*Exercise brief*
Locate and copy each line in the data that contains the word "this".

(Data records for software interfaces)
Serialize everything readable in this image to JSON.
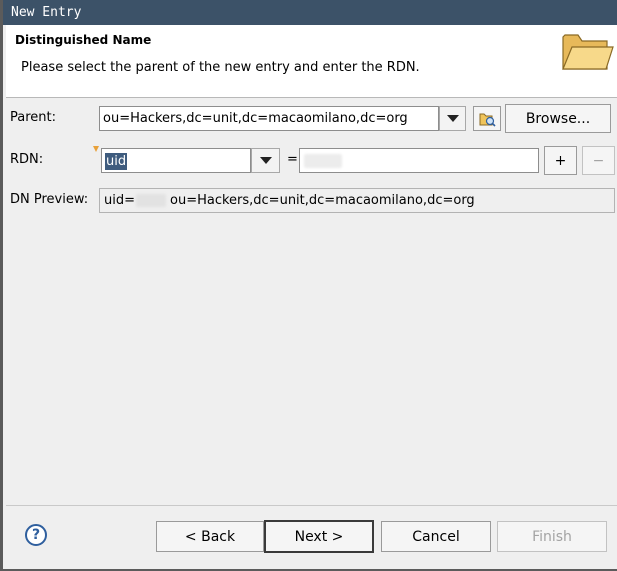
{
  "window": {
    "title": "New Entry"
  },
  "header": {
    "title": "Distinguished Name",
    "description": "Please select the parent of the new entry and enter the RDN."
  },
  "form": {
    "parent": {
      "label": "Parent:",
      "value": "ou=Hackers,dc=unit,dc=macaomilano,dc=org",
      "browse_label": "Browse..."
    },
    "rdn": {
      "label": "RDN:",
      "attribute": "uid",
      "equals": "=",
      "value": "",
      "add_label": "+",
      "remove_label": "−"
    },
    "dn_preview": {
      "label": "DN Preview:",
      "prefix": "uid=",
      "suffix": "ou=Hackers,dc=unit,dc=macaomilano,dc=org"
    }
  },
  "buttons": {
    "help": "?",
    "back": "< Back",
    "next": "Next >",
    "cancel": "Cancel",
    "finish": "Finish"
  }
}
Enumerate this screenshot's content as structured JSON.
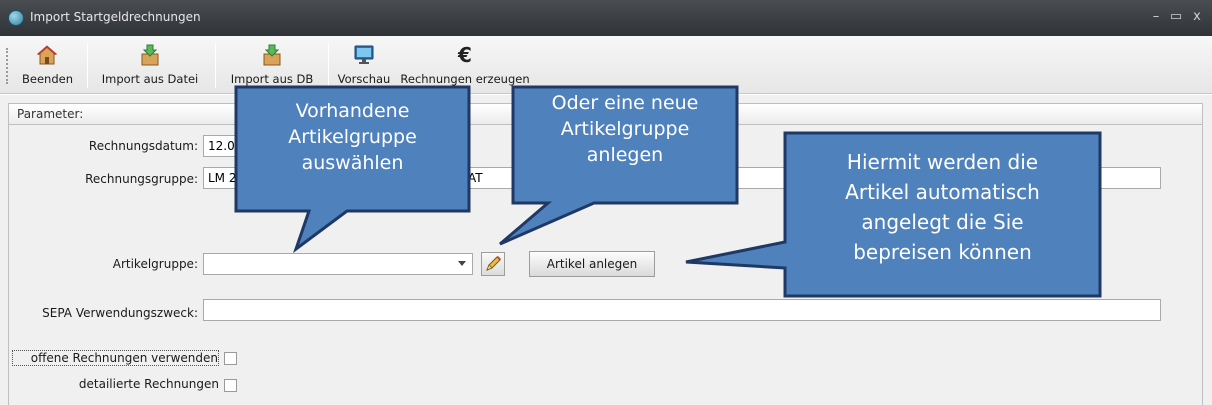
{
  "window": {
    "title": "Import Startgeldrechnungen",
    "minimize_glyph": "–",
    "maximize_glyph": "▭",
    "close_glyph": "x"
  },
  "toolbar": {
    "items": [
      {
        "label": "Beenden",
        "icon": "home-icon"
      },
      {
        "label": "Import aus Datei",
        "icon": "import-box-icon"
      },
      {
        "label": "Import aus DB",
        "icon": "import-db-icon"
      },
      {
        "label": "Vorschau",
        "icon": "monitor-icon"
      },
      {
        "label": "Rechnungen erzeugen",
        "icon": "euro-icon"
      }
    ]
  },
  "parameter": {
    "header": "Parameter:",
    "rechnungsdatum_label": "Rechnungsdatum:",
    "rechnungsdatum_value": "12.0",
    "rechnungsgruppe_label": "Rechnungsgruppe:",
    "rechnungsgruppe_value": "LM 2",
    "rechnungsgruppe_suffix": "AT",
    "artikelgruppe_label": "Artikelgruppe:",
    "artikelgruppe_value": "",
    "artikel_anlegen_label": "Artikel anlegen",
    "sepa_label": "SEPA Verwendungszweck:",
    "sepa_value": "",
    "offene_label": "offene Rechnungen verwenden",
    "detaillierte_label": "detailierte Rechnungen"
  },
  "callouts": {
    "vorhandene": [
      "Vorhandene",
      "Artikelgruppe",
      "auswählen"
    ],
    "neue": [
      "Oder eine neue",
      "Artikelgruppe",
      "anlegen"
    ],
    "hiermit": [
      "Hiermit werden die",
      "Artikel automatisch",
      "angelegt die Sie",
      "bepreisen können"
    ]
  },
  "colors": {
    "callout_fill": "#4f81bd",
    "callout_border": "#1f3864",
    "titlebar": "#3a3d42"
  }
}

*Answer for the task*
Serialize everything readable in this image to JSON.
Enumerate this screenshot's content as structured JSON.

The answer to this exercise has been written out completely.